7. What to feed your eastern box turtle

Your turtle will need a well-rounded diet of

  • 60% protein
  • 40% plant

You can supplement their diet with commercial pellets (soaked in water first, never dry), but you should also give them a variety of fresh foods as well.

Combine pelleted food with veggies and fruit to give your turtle a complete diet.

Feeder insects include:

  • Roaches
  • Hornworms
  • Crickets
  • Earthworms
  • Phoenix worms
  • Nightcrawlers
  • Other insects and Creepy crawly feeder species

Insects can be obtained in a variety of ways. The majority are available at pet shops or online. Bugs from your backyard shouldn’t be fed because they may have been exposed to pesticides and make your turtle ill.

Leafy greens, such as:

  • Endive
  • Escarole
  • Dandelion leaves
  • Romaine lettuce
  • Plantain weed

For Eastern Box Turtles, these are excellent vegetables:

  • Sweet potato
  • Prickly pear cactus pads without their spines
  • Pumpkin
  • Carrot
  • Any squash variety
  • Zucchini

All of these fruits make wonderful snacks for Eastern Box Turtles:

  • Blueberries
  • Papayas
  • Prickly pear fruits
  • Strawberries
  • Bananas
  • Blackberries
  • Cantaloupes
  • Apples

8. Enclosure maintenance

Maintenance is always an important factor to any pet, turtle included. Here is a general maintenance list:

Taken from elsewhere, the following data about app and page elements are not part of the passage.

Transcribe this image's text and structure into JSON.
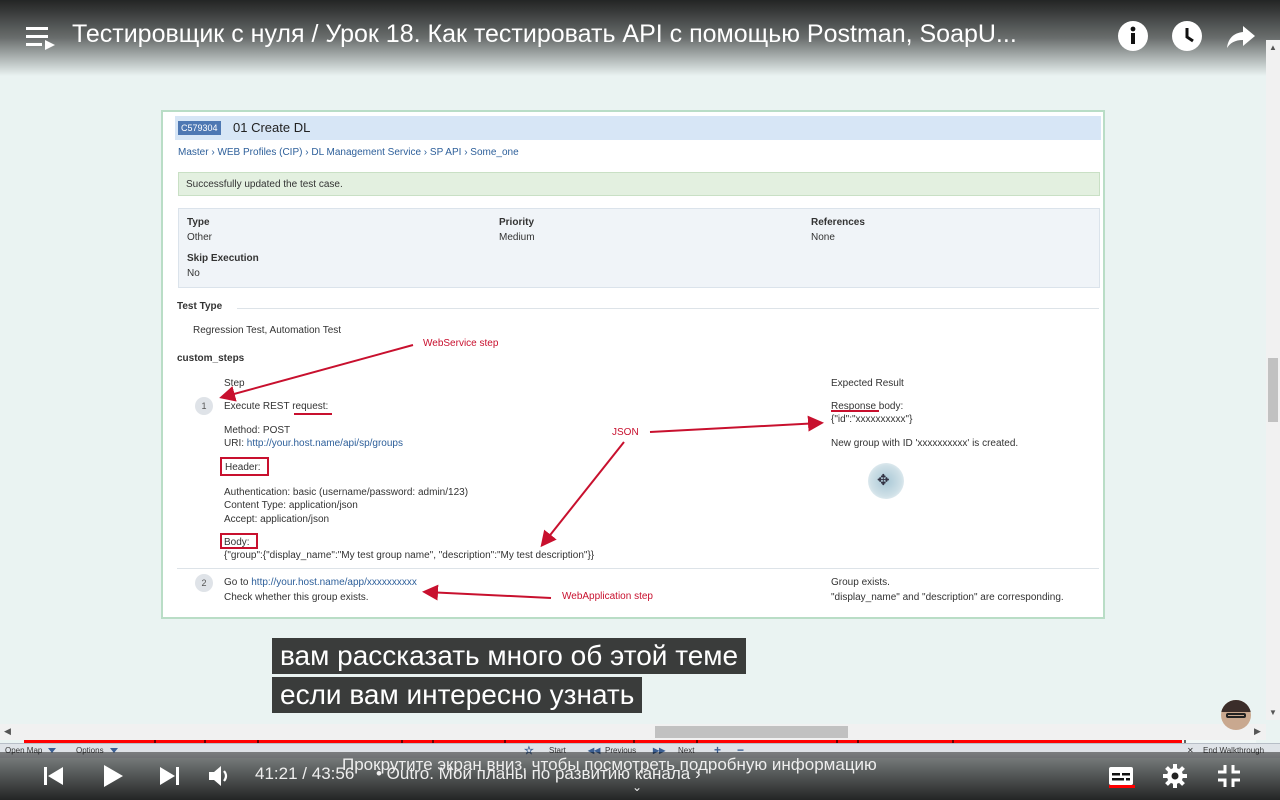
{
  "player": {
    "title": "Тестировщик с нуля / Урок 18. Как тестировать API с помощью Postman, SoapU...",
    "time_current": "41:21",
    "time_separator": "/",
    "time_total": "43:56",
    "chapter": "• Outro. Мои планы по развитию канала ›",
    "scroll_hint": "Прокрутите экран вниз, чтобы посмотреть подробную информацию",
    "progress_fraction": 0.94
  },
  "captions": [
    "вам рассказать много об этой теме",
    "если вам интересно узнать"
  ],
  "slide": {
    "case_id": "C579304",
    "case_title": "01 Create DL",
    "breadcrumb": "Master › WEB Profiles (CIP) › DL Management Service › SP API › Some_one",
    "success_message": "Successfully updated the test case.",
    "props": {
      "type_label": "Type",
      "type_value": "Other",
      "priority_label": "Priority",
      "priority_value": "Medium",
      "references_label": "References",
      "references_value": "None",
      "skip_label": "Skip Execution",
      "skip_value": "No"
    },
    "test_type_label": "Test Type",
    "test_type_value": "Regression Test, Automation Test",
    "custom_steps_label": "custom_steps",
    "col_step": "Step",
    "col_expected": "Expected Result",
    "step1": {
      "num": "1",
      "execute_prefix": "Execute REST ",
      "execute_word": "request",
      "execute_suffix": ":",
      "method": "Method: POST",
      "uri_label": "URI: ",
      "uri": "http://your.host.name/api/sp/groups",
      "header": "Header:",
      "auth": "Authentication: basic (username/password: admin/123)",
      "content_type": "Content Type: application/json",
      "accept": "Accept: application/json",
      "body": "Body:",
      "body_json": "{\"group\":{\"display_name\":\"My test group name\", \"description\":\"My test description\"}}",
      "expected_word": "Response",
      "expected_suffix": " body:",
      "expected_json": "{\"id\":\"xxxxxxxxxx\"}",
      "expected_msg": "New group with ID 'xxxxxxxxxx' is created."
    },
    "step2": {
      "num": "2",
      "goto_label": "Go to ",
      "goto_url": "http://your.host.name/app/xxxxxxxxxx",
      "check": "Check whether this group exists.",
      "expected1": "Group exists.",
      "expected2": "\"display_name\" and \"description\" are corresponding."
    },
    "annotations": {
      "webservice": "WebService step",
      "json": "JSON",
      "webapp": "WebApplication step"
    }
  },
  "walkthrough": {
    "open_map": "Open Map",
    "options": "Options",
    "start": "Start",
    "previous": "Previous",
    "next": "Next",
    "plus": "+",
    "minus": "−",
    "close": "✕",
    "end": "End Walkthrough"
  }
}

  • Clean out poop daily
  • Change substrate once every 6 months (Be sure to add cleanup crew like isopods and springtails to help keep things clean)
  • Refresh water daily.
  • Trim plants, water plants, and give nutrients to plants when needed. You can use your leftover turtle poop if you want!
  • Bring your turtle for regular checkups at a reptile vet. Follow any veterinary advice they give.

These are of course only general guidelines! Good luck!


Owner of AquariumGravel.com and also owner of actual Aquarium Gravel believe it or not! ;). Setting up beautiful aquarium sceneries and habitats since I was very young. Enjoy!